Many Congolese women who were sexually abused have still received nothing. WHO said in a confidential document last month that about a third of the known victims were “impossible to locate.” The WHO said nearly a dozen women declined its offer.
The total of $26,000 that WHO has provided to the victims equals about 1% of the $2 million, WHO-created “survivor assistance fund” for victims of sexual misconduct, primarily in Congo. -AP
The recipients told AP that the money, while not enough, wouldn’t give them the satisfaction of justice.
“It’s not unheard of for the U.N. to give people seed money so they can boost their livelihoods, but to mesh that with compensation for a sexual assault, or a crime that results in the birth of a baby, is unthinkable,” said Paula Donovan, who co-directs the Code Blue campaign to eliminate what it calls impunity for sexual misconduct in the U.N., and described the payoffs as “perverse,” and decried the training requirement before receiving the cash.
Two women who met with Dr. Gaya Gamhewage, the doctor who leads the WHO’s efforts to prevent sexual abuse, told her that what they wanted most was for the “perpetrators to be brought to account so they could not harm anyone else,” according to the WHO documents.
“There is nothing we can do to make up for (sexual abuse and exploitation),” Gamhewage told AP.

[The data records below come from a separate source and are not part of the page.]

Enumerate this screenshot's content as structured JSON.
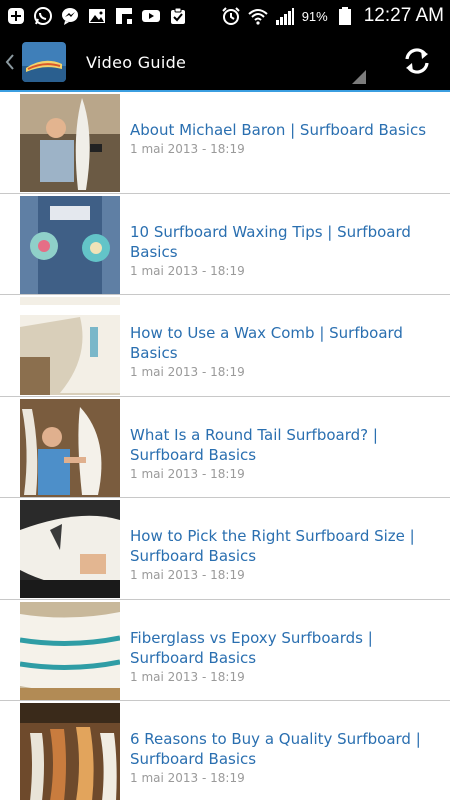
{
  "status_bar": {
    "battery_percent": "91%",
    "time": "12:27 AM",
    "icons": [
      "plus-icon",
      "whatsapp-icon",
      "messenger-icon",
      "gallery-icon",
      "flipboard-icon",
      "youtube-icon",
      "clipboard-icon",
      "alarm-icon",
      "wifi-icon",
      "signal-icon",
      "battery-icon"
    ]
  },
  "action_bar": {
    "title": "Video Guide",
    "icons": [
      "back-chevron-icon",
      "app-logo-icon",
      "refresh-icon"
    ]
  },
  "videos": [
    {
      "title": "About Michael Baron | Surfboard Basics",
      "date": "1 mai 2013 - 18:19"
    },
    {
      "title": "10 Surfboard Waxing Tips | Surfboard Basics",
      "date": "1 mai 2013 - 18:19"
    },
    {
      "title": "How to Use a Wax Comb | Surfboard Basics",
      "date": "1 mai 2013 - 18:19"
    },
    {
      "title": "What Is a Round Tail Surfboard? | Surfboard Basics",
      "date": "1 mai 2013 - 18:19"
    },
    {
      "title": "How to Pick the Right Surfboard Size | Surfboard Basics",
      "date": "1 mai 2013 - 18:19"
    },
    {
      "title": "Fiberglass vs Epoxy Surfboards | Surfboard Basics",
      "date": "1 mai 2013 - 18:19"
    },
    {
      "title": "6 Reasons to Buy a Quality Surfboard | Surfboard Basics",
      "date": "1 mai 2013 - 18:19"
    }
  ],
  "colors": {
    "title_link": "#2a6fb0",
    "date_text": "#9a9a9a",
    "accent_line": "#3b9ee0",
    "bar_background": "#000000"
  }
}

The documents show that staff costs account for more than half of the $1.5 million the WHO set aside towards the prevention of sexual misconduct in Congo for 2022-2023, or $821,856. Another 12% was allocated for prevention activities, and 35%, or $535,000, was for “victim support,” which includes legal assistance, transportation and psychological support.
According to the WHO, the criteria to determine its “victim survivor package” included the cost of food in Congo, and “global guidance on not dispensing more cash than what would be reasonable for the community, in order to not expose recipients to further harm.”
“Obviously, we haven’t done enough,” said Gamhewage, adding that the WHO would ask survivors directly what additional support they needed.
At least one woman who said she was sexually exploited and impregnated by a WHO doctor negotiated compensation that agency officials signed off on, including a plot of land and health care. The doctor also agreed to pay $100 a month until the baby was born in a deal “to protect the integrity and reputation of WHO.”
But in interviews with the AP, other women who say they were sexually exploited by WHO staff asserted the agency hasn’t done enough.
Alphonsine, 34, said she was pressured into having sex with a WHO official in exchange for a job as an infection control worker with the Ebola response team in the eastern Congo city of Beni, an epicenter of the 2018-2020 outbreak. Like other women, she did not share her last name for fear of reprisals.
Alphonsine confirmed that she had received $250 from the WHO, but the agency told her she had to take a baking course to obtain it.
“The money helped at the time, but it wasn’t enough,” Alphonsine said. She said she later went bankrupt and would have preferred to receive a plot of land and enough money to start her own business. -AP
WHO staffers, meanwhile, had a standard daily allowance ranging between $144 and $480. Gamhewage received $231 per day during a three-day trip to the Congolese capital, according to an internal travel claim.
One victim, 24-year-old Audia, told AP that she was impregnated by a WHO official who forced her to have sex in exchange for a job during the outbreak. She now has a five-year-old daughter, and says the $250 WHO payoff is “really insufficient” after taking courses in tailoring and baking.
“I can’t put my trust in (WHO) anymore,” she said. “When they abandon you in such difficulties and leave you without doing anything, it’s irresponsible.”